YEP Letters, March 19
June Westerman, via email
This is a sad story - the once thriving Kirkgate Market that Leeds City Council delight in advertising as Europe’s largest covered market.
It may have all this floor space but it certainly isn’t in use anymore, it’s an eyesore. I am a lover of Leeds Market and have visited this since I was a child some 75 years.
And it may have had all the 300 indoor stalls, not anymore. As it is now it does not resemble anything like that of the day when it was thriving.
The Butchers’ Row has no butcher’s shops - only boarded up units with sayings on. One says “a lot of stories have been told”. There certainly is, and a lot of stories still to be told only nothing is being told. It’s a great shame that it has been allowed to get like this.
No day trips come anymore to our once wonderful market, the pictures that are used to advertise this must have been taken years ago - every week I go down there is always another trader packing up.
When a trader goes, the space is utilised by other traders hanging their wares around the empty unit. The council says it will reduce their rents, this is too little too late, the market is dead.
They are now looking to kill it off completely by applying for a car park on the outside market, they have done away with our parking and the ones that have replaced the parking areas are too expensive to use.
I think they have a wish to make the city car free except for their own. The traders are just sick to death of the situation, and are really struggling to make a living.
Several weeks ago I spoke to a lady in a coffee shop, not the market, and she said to me what on earth has happened to your once lovely city? And what has happened to your lovely market?
She said we always used to come regularly on a day trips, we won’t be coming anymore. She also said how sorry she was for the long standing traders that are having to go.
Use pool site for metro system
James Bovington, Church Grove, Horsforth
I read with interest that the site of the former Leeds International Pool is finally to be sold for redevelopment.

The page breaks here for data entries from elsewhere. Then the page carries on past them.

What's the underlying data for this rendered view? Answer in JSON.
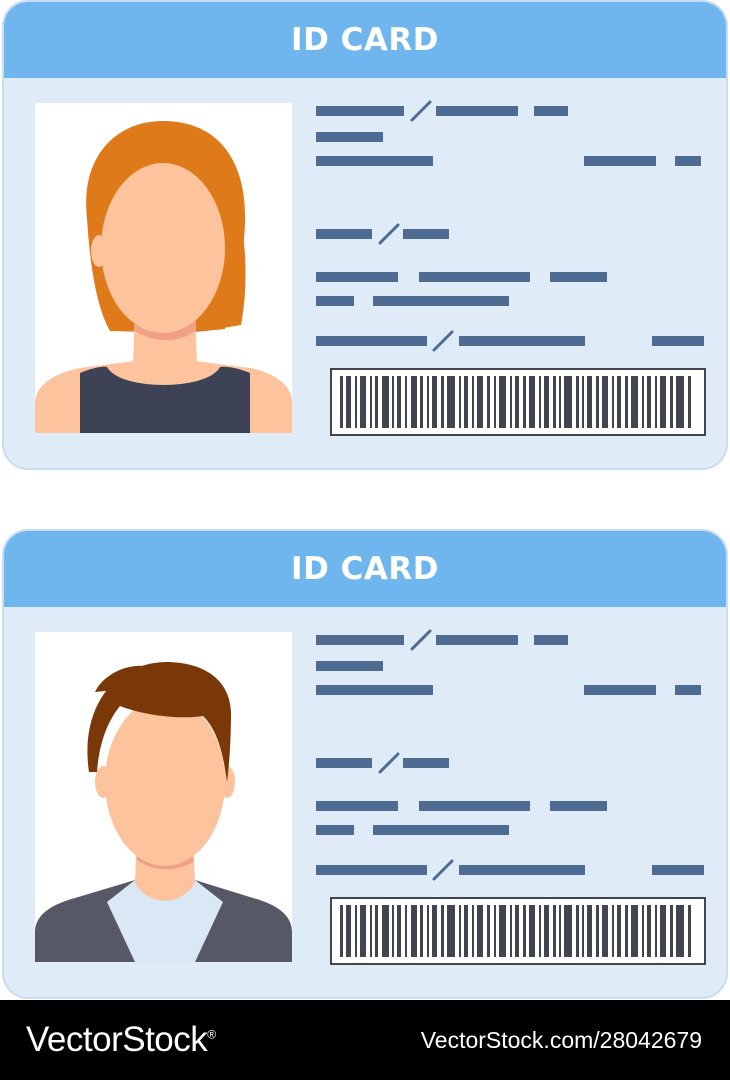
{
  "cards": [
    {
      "title": "ID CARD",
      "portrait": "female-avatar-icon",
      "colors": {
        "hair": "#de7a19",
        "skin": "#fcc39c",
        "shadow": "#f1a086",
        "top": "#3d4254"
      }
    },
    {
      "title": "ID CARD",
      "portrait": "male-avatar-icon",
      "colors": {
        "hair": "#7a3808",
        "skin": "#fcc39c",
        "shadow": "#f1a086",
        "jacket": "#565965",
        "shirt": "#dae8f5"
      }
    }
  ],
  "colors": {
    "header": "#70b6ee",
    "card_body": "#dfebf7",
    "text_placeholder": "#4d6b93",
    "barcode": "#40454f",
    "footer": "#000000"
  },
  "footer": {
    "brand": "VectorStock",
    "registered_mark": "®",
    "stock_id": "VectorStock.com/28042679"
  }
}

This is where I learnt to swim nearly five decades ago and the first city centre destination that I was allowed to visit as a young teenager with friends but without parents. The pleasure of getting myself into Leeds on the LCT 74 or 76.
I have aged – sometimes it feels badly - but the centre of Leeds seems rejuvenated. However, Leeds still lacks a metro system. The new offices on the old pool site are opposite the redeveloped former home of this august publication and will define a strategic gateway to Leeds City Centre.
This could be one of a number of ideal locations for central area underground stations on a regional metro system. Major passenger destinations like this western end of Wellington Street, plus South Bank, Leeds City Square, Millennium Square and Eastgate could be linked by tunnel with stations at these points allowing direct access and reducing avoidable car journeys. For the umpteenth time I remind your readers of the convenience of direct access to Eldon Square shopping centre in Newcastle from Monument underground station. Who dares to suggest that we deserve less in Leeds?
Manchester is planning a cross city rail tunnel for the 2030s. Glasgow, Liverpool and Newcastle already have such systems and everyone extols their virtues so why can’t Leeds do the same, building a Leeds CrossRail and finally constructing that City Square underground station originally planned in the 1930s and so frequently displayed in your quality pages in all its pristine Art Deco glory?
Such a bad deal
Terry Watson, Adel
Why is May still trying to get through Parliament her deal which has been rejected twice, because it is the worst deal in our history?
Why is she trying to tie us permanently to a failing EU?
Her Brexit shambles has thrown UK politics into meltdown. If it is such a good deal for Britain, why when answering questions from the public on live radio, did she refuse to say that her Brexit deal was better than staying in the EU? In fact it is such a bad deal that Dominic Raab, the former Brexit Secretary resigned saying it was worse.
Theresa May has belittled Britain in the eyes of the world. The ex EU president Herman Van Rompuy said sneeringly: “We have their backs against the wall”. and he’s right thanks to “blunder woman” and those mutinous Commons votes.
It’s time now for May to stand down and make way for someone with authority and experience to take over the disaster of her making.
David Gibbs, Savile Road, Leeds
March 15 saw an important anniversary for music lovers of a certain age.
I am, of course, referring to the launch of the vinyl 45rpm single record in 1949. Now 70 years on this format is still available from specialist outlets in vastly reduced numbers, having been replaced first by the CD then the various streaming outlets now available.
Personally I never took to CD singles in the same way I did to vinyl. It was so exciting as a child of eight going to Woolworths to buy my first 45rpm namely Return To Sender by Elvis in 1962.
Singles lived on as the main source of music until its peak year in 1974 when 200 million were sold. Sadly it was downhill from there. Sales statistics for artists seem to mean little now as it is all done with a click of a button.
In 1962 I had to be taken into town with saved pocket money to purchase my Elvis disc. I think I will have appreciated it more than any youngster (or oldster) obtaining a track today. I still have that worn 45. Now I feel old - then again I am old.